═══ Supplied records

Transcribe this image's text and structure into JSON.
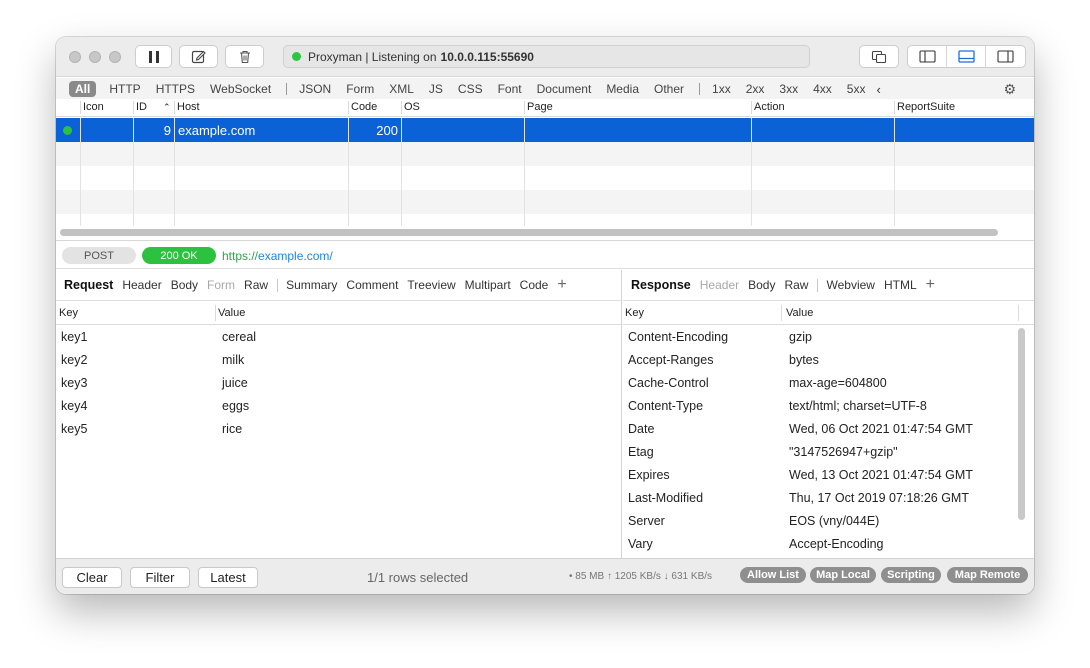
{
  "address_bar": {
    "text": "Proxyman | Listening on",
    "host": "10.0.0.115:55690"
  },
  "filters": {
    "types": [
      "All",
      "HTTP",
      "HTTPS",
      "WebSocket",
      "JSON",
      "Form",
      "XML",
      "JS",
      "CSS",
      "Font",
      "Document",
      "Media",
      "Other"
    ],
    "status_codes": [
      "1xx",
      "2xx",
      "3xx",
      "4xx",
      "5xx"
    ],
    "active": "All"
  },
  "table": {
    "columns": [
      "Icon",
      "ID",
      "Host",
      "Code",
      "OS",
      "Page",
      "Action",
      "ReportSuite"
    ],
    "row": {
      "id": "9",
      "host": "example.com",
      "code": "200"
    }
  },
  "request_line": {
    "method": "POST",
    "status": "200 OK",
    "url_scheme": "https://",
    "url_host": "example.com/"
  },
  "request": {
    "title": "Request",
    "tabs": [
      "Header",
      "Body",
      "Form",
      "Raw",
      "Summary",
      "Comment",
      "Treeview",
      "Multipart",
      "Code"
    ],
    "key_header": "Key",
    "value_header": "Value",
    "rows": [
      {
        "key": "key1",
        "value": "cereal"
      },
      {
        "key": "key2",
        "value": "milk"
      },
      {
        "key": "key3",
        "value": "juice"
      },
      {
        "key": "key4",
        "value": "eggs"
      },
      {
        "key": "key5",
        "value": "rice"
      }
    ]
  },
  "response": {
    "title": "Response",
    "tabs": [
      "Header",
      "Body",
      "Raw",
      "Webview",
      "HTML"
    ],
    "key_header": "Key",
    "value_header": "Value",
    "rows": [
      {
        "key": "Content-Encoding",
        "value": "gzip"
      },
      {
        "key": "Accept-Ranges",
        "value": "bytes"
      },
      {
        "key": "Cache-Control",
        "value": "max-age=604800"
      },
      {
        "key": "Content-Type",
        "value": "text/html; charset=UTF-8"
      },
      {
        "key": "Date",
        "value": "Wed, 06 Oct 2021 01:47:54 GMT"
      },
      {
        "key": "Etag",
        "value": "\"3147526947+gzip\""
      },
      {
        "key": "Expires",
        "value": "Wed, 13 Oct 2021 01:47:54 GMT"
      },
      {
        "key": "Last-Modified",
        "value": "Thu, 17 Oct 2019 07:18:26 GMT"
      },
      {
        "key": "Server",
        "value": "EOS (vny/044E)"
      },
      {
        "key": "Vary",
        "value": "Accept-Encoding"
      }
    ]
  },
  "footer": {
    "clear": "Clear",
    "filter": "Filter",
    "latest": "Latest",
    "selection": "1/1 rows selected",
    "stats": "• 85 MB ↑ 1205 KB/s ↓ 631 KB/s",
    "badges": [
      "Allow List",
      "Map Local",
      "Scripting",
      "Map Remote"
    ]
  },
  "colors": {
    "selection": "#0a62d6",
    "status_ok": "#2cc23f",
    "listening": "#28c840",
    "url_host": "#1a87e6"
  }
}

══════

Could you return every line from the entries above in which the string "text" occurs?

* Result
Transcribe this image's text and structure into JSON.
    "text": "Proxyman | Listening on",
        "value": "text/html; charset=UTF-8"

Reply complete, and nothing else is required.